“We’ve been able to use this for chronic injuries and acute injuries. It helps relieve a lot of muscle pain,” he says.
Powell has also invented Pure Powder, a non-medical herbal salve that’s made from five or six natural plant ingredients.
“We use different types of treatment to help players recover — cold therapy, tissue therapy, massage and chirotherapy [a method of treatment that diagnoses problems associated with the joints, nerves, tendons and ligaments],” he says.
Patience and Optimism
Before becoming the Clippers’ head trainer, Powell worked as the San Francisco 49ers’ assistant athletic trainer for four years — an experience he said pre-
pared him for some of the more challenging injuries he’s addressed in the NBA.
“Football really honed my skills and ability to be a professional athletic trainer in basketball. In football you see a lot of contact injuries, acute injuries every Sunday. In basketball you see a lot of overuse and wear-and-tear injuries,” he explains. “You’re talking about 82 games a year, and sometimes the playoffs. Some players have what I call a timeline of injury patterns that date back to the time when they were in high school, in AAU [American Amateur Union] or in college. In football you had six days to get them ready to play again, but in basketball there are fewer [recovery] days.
The mental portion of rehabilitation can be grueling, and trainers play an important role in making recovery time as easy as possible for the injured player.
“It’s the psychological and analytical aspect of the game that fans and family don’t see. You really have to help them understand what to expect during rehab and to be optimistic about their return,” Powell says. “Sometimes they can get down on themselves, and sometimes there’s a lot of pressure on them to get back to the level that they were before. So it’s about minimizing the pressure as much as possible.”
Powell refers to a devastating injury that former Clippers guard Shawn Livingston suffered in 2007 when he dislocated his kneecap and tore the anterior cruciate, posterior cruciate and medial collateral ligaments in his knee.
The late Dr. Tony Daly, the Clippers doctor at the time, was quoted as saying, “I’ve never seen an injury like this in basketball.” Several basketball commentators called it the worst sports injury they had ever seen, and a few predicted that Livingston would never play again.
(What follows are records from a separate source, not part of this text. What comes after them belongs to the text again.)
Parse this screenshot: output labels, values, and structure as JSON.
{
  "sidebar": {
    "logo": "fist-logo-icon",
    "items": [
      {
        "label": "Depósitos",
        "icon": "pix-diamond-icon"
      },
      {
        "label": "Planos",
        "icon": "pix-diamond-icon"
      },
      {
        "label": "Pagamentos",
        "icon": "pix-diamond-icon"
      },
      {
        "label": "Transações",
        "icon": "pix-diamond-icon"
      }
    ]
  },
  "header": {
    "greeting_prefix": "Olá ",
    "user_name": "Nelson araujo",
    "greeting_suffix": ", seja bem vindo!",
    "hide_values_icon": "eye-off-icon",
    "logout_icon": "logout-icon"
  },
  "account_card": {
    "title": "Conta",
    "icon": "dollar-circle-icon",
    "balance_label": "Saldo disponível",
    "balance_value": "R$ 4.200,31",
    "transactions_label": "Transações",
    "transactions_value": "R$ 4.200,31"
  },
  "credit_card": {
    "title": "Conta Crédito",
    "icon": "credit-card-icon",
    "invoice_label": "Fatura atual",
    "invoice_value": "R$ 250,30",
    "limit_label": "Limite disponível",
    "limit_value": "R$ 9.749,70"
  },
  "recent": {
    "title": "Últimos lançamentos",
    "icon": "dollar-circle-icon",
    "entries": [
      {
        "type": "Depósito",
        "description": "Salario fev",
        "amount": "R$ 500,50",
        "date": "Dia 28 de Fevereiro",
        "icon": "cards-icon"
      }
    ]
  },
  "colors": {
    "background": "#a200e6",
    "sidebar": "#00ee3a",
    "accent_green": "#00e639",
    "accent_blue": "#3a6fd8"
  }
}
But last year Livingston was part of the Golden State Warriors team that won the NBA championship.
Michael Tillery, a certified athletic trainer who writes for a variety of online sports blogs, credits Powell with potentially saving Livingston’s leg.
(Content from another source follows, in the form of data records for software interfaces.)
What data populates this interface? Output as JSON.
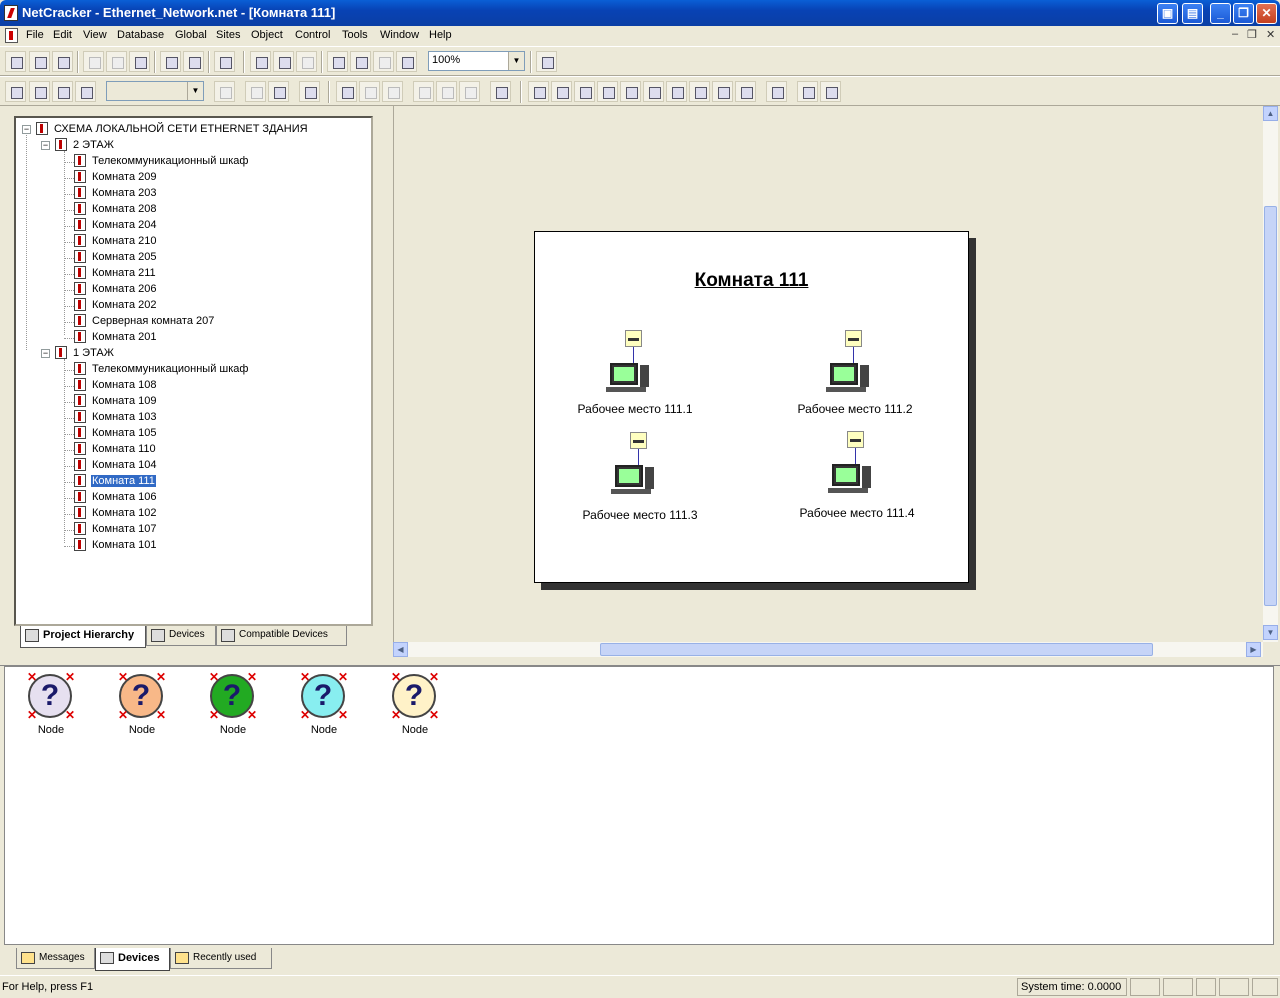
{
  "window": {
    "title": "NetCracker - Ethernet_Network.net - [Комната 111]"
  },
  "menu": [
    "File",
    "Edit",
    "View",
    "Database",
    "Global",
    "Sites",
    "Object",
    "Control",
    "Tools",
    "Window",
    "Help"
  ],
  "toolbar": {
    "zoom_value": "100%"
  },
  "tree": {
    "root": "СХЕМА ЛОКАЛЬНОЙ СЕТИ ETHERNET ЗДАНИЯ",
    "floor2": {
      "label": "2 ЭТАЖ",
      "items": [
        "Телекоммуникационный шкаф",
        "Комната 209",
        "Комната 203",
        "Комната 208",
        "Комната 204",
        "Комната 210",
        "Комната 205",
        "Комната 211",
        "Комната 206",
        "Комната 202",
        "Серверная комната 207",
        "Комната 201"
      ]
    },
    "floor1": {
      "label": "1 ЭТАЖ",
      "items": [
        "Телекоммуникационный шкаф",
        "Комната 108",
        "Комната 109",
        "Комната 103",
        "Комната 105",
        "Комната 110",
        "Комната 104",
        "Комната 111",
        "Комната 106",
        "Комната 102",
        "Комната 107",
        "Комната 101"
      ]
    },
    "selected": "Комната 111"
  },
  "panel_tabs": [
    "Project Hierarchy",
    "Devices",
    "Compatible Devices"
  ],
  "sheet": {
    "title": "Комната 111",
    "workstations": [
      "Рабочее место 111.1",
      "Рабочее место 111.2",
      "Рабочее место 111.3",
      "Рабочее место 111.4"
    ]
  },
  "devices": [
    {
      "label": "Node",
      "color": "#e6e0f0"
    },
    {
      "label": "Node",
      "color": "#f8b888"
    },
    {
      "label": "Node",
      "color": "#22aa22"
    },
    {
      "label": "Node",
      "color": "#88eef0"
    },
    {
      "label": "Node",
      "color": "#fff2c8"
    }
  ],
  "bottom_tabs": [
    "Messages",
    "Devices",
    "Recently used"
  ],
  "status": {
    "help": "For Help, press F1",
    "system_time": "System time: 0.0000"
  }
}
“If Jasen Powell didn’t pop Livingston’s knee back in place after he suffered the injury on the floor, there was a chance his leg would have been amputated, because blood circulation would have been affected with his knee and leg basically going in different directions,” Tillery wrote in the sports blog Shadow League.
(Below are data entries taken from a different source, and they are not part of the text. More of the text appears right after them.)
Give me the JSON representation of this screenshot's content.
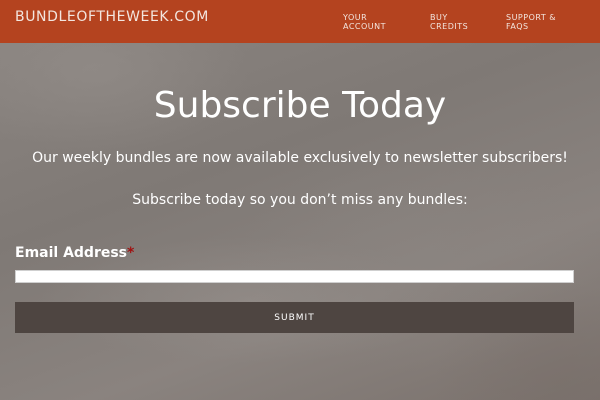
{
  "header": {
    "site_title": "BUNDLEOFTHEWEEK.COM",
    "nav": [
      {
        "label": "YOUR\nACCOUNT"
      },
      {
        "label": "BUY\nCREDITS"
      },
      {
        "label": "SUPPORT &\nFAQS"
      }
    ]
  },
  "main": {
    "title": "Subscribe Today",
    "lead_1": "Our weekly bundles are now available exclusively to newsletter subscribers!",
    "lead_2": "Subscribe today so you don’t miss any bundles:"
  },
  "form": {
    "email_label": "Email Address",
    "required_mark": "*",
    "email_value": "",
    "submit_label": "SUBMIT"
  },
  "colors": {
    "header_bg": "#b4431f",
    "button_bg": "#4e4541",
    "required": "#a01010"
  }
}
“It’s probably the second worst injury I’ve ever seen, the first being one that I saw in football,” Powell says, referring to a gruesome compound leg fracture of a 49ers lineman. “We did our part as athletic trainers and medical staff to prepare [Livingston] to get ready mentally to endure the long road that he had to travel to get back to where he is today.”
A Clutch Performance
Paul, no stranger to the media spotlight, says that while much of Powell’s work goes unnoticed by the public, the players appreciate it.
“Fans don’t always see what goes on behind the scenes in order for us to able to go out there and perform the way that we want to. Our bodies have to be in great condition. JP exercises every possible option to keep us healthy and get us back on the court,” Paul says.
Powell treated Paul in May after Paul suffered a hamstring injury early in the Clippers’ dramatic Game 7 first round Western Conference series against the then-defending NBA champion San Antonio Spurs. Paul’s fast return was a key factor in the Clippers advancing in the playoffs — with one second left on the clock, Paul scored the go-ahead basket on a pull-up jump shot to win the series.
“JP and our chiropractor worked their magic on me,” Paul says. “That’s what he does.”